Take, for example, taxes. Back in 2013 the Brewers Association (the craft beer industry trade group) supported legislation in Congress that would reduce the federal excise tax on beer for small brewers—which it defined as those producing fewer than six million barrels a year. Perhaps feeling left out, the Beer Institute (the trade group representing large breweries) lobbied for its own excise tax bill, the Brewers Excise and Economic Relief Act of 2013 (BEER Act). This bill would have kept the definition of small brewer to those making fewer than two million barrels, but for those small breweries it would have cut the excise tax in half or more.
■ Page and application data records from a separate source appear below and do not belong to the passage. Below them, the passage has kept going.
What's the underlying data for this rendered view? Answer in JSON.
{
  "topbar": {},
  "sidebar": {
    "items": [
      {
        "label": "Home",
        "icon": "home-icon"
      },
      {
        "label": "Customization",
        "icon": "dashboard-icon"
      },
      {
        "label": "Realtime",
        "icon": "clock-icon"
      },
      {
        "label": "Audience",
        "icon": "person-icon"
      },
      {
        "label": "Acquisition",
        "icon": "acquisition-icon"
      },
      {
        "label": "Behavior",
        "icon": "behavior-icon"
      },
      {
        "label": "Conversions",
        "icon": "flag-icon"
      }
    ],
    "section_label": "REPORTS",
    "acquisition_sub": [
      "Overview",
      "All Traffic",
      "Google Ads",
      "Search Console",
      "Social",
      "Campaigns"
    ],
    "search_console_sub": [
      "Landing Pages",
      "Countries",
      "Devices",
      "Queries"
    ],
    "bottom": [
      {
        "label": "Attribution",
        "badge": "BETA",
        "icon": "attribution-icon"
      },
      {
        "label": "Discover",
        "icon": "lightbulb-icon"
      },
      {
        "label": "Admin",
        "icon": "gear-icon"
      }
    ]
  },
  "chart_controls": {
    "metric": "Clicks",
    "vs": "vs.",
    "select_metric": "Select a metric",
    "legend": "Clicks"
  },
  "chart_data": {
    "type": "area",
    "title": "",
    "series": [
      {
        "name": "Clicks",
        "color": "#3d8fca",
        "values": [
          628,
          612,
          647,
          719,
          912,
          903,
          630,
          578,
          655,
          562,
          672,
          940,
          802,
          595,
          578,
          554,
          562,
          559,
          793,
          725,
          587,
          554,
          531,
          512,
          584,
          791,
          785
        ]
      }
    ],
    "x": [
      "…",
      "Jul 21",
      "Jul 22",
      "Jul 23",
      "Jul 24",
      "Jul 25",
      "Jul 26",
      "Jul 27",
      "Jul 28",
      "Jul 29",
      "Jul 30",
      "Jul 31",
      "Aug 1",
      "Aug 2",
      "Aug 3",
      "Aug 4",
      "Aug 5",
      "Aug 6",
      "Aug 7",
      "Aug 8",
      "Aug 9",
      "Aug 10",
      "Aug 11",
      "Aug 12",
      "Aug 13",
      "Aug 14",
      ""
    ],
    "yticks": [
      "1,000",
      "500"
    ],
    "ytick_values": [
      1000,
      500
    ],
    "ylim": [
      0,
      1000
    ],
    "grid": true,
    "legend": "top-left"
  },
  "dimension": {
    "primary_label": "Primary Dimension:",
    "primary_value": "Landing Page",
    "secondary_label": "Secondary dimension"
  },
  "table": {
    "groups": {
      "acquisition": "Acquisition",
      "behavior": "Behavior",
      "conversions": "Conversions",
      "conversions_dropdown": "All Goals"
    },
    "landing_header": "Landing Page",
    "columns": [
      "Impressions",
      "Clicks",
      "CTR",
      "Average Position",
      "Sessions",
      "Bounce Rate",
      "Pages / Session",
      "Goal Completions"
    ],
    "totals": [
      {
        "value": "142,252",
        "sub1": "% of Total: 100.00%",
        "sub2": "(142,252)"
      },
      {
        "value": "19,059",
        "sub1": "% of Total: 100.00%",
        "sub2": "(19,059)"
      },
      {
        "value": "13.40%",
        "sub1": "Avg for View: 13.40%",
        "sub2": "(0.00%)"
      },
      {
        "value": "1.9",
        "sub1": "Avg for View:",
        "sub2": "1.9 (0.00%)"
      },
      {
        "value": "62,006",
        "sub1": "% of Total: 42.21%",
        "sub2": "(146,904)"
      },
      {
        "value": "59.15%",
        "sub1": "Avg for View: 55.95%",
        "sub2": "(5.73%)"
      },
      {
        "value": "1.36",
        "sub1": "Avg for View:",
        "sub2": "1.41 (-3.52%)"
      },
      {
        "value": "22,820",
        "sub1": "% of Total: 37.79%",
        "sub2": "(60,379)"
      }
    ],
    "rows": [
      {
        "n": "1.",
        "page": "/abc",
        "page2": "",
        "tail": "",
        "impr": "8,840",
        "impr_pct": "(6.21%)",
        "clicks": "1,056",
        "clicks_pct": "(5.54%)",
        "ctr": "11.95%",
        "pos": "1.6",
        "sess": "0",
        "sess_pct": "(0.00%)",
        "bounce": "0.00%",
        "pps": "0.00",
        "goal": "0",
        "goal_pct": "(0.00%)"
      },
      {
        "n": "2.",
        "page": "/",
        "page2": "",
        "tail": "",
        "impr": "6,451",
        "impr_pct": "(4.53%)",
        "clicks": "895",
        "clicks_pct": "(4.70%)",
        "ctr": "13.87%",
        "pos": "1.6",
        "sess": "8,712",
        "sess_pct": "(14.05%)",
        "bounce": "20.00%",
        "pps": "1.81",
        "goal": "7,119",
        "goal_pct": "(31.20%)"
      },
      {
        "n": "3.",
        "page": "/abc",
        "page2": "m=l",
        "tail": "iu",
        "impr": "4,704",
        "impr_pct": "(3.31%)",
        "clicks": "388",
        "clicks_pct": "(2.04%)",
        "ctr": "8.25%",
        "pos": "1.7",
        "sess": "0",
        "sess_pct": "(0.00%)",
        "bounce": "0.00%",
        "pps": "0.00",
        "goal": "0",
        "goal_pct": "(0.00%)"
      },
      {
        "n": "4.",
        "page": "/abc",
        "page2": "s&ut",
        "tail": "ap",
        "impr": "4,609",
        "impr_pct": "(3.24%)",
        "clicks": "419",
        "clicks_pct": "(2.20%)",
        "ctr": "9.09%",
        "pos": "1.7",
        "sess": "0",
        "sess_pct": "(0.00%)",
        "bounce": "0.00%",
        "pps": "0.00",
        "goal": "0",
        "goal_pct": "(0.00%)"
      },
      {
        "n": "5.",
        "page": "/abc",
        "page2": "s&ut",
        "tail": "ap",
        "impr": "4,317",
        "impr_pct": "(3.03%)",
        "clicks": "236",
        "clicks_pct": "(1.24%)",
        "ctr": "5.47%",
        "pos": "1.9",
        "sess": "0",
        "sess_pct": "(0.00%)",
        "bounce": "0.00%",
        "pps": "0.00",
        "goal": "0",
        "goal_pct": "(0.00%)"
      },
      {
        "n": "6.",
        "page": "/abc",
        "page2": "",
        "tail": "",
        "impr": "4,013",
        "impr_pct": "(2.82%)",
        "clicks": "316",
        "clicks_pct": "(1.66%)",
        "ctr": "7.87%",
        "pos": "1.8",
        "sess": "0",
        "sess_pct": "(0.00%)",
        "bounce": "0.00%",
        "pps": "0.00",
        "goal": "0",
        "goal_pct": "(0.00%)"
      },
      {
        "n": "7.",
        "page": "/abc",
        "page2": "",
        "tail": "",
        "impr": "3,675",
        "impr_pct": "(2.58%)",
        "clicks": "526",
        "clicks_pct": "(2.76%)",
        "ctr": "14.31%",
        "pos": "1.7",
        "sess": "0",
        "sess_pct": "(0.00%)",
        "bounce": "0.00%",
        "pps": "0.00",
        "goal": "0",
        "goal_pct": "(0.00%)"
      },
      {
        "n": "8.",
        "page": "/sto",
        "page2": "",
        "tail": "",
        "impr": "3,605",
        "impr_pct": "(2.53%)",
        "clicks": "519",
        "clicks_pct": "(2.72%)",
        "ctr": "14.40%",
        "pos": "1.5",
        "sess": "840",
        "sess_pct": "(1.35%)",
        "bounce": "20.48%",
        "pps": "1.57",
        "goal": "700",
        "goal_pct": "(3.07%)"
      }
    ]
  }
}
It also, of course, would have created a tax break for the largest breweries.
While the BEER Act, supported by big beer, would have saved small breweries significantly more money, the craft industry fought against it (which created some tension within the craft industry). The reason, according to the Brewers Association, was that the BEER Act would cost the government too much money in tax revenue. But, it doesn’t take a genius to figure out that the real problem was that the BEER Act saved their competitors money.
The good news is that both sides of beer, big and small, eventually managed to come together and support a single bill that reduced the tax on all breweries. But, the reductions were smaller than they would have been (especially for the smallest breweries) than if they had supported the big beer bill.
For craft, big beer is the enemy. But, for big beer, the biggest threat to sales is not from craft beer, but from wine and liquor. This might explain why big beer’s federal lobbying has focused exclusively on making beer competitive with other alcoholic beverages, by reducing excise taxes and averting tariffs: measures that would save all breweries money.
Given that a single big beer company has more money to lobby than the entire craft industry combined, this could maybe be seen as a good thing. Rather than opposing each other at every turn, like alcohol producers did before Prohibition, craft beer should probably find more ways to work with big beer or, at least, support its efforts when they help the industry. And, since alcohol as a whole is under increasing attack from people who want nothing short of total abstinence (a.k.a. neo-prohibitionists) the beer industry should probably be looking for ways to work together and work with the other alcohol sectors to fight back. If they don’t, we may not be celebrating Repeal Day for that much longer.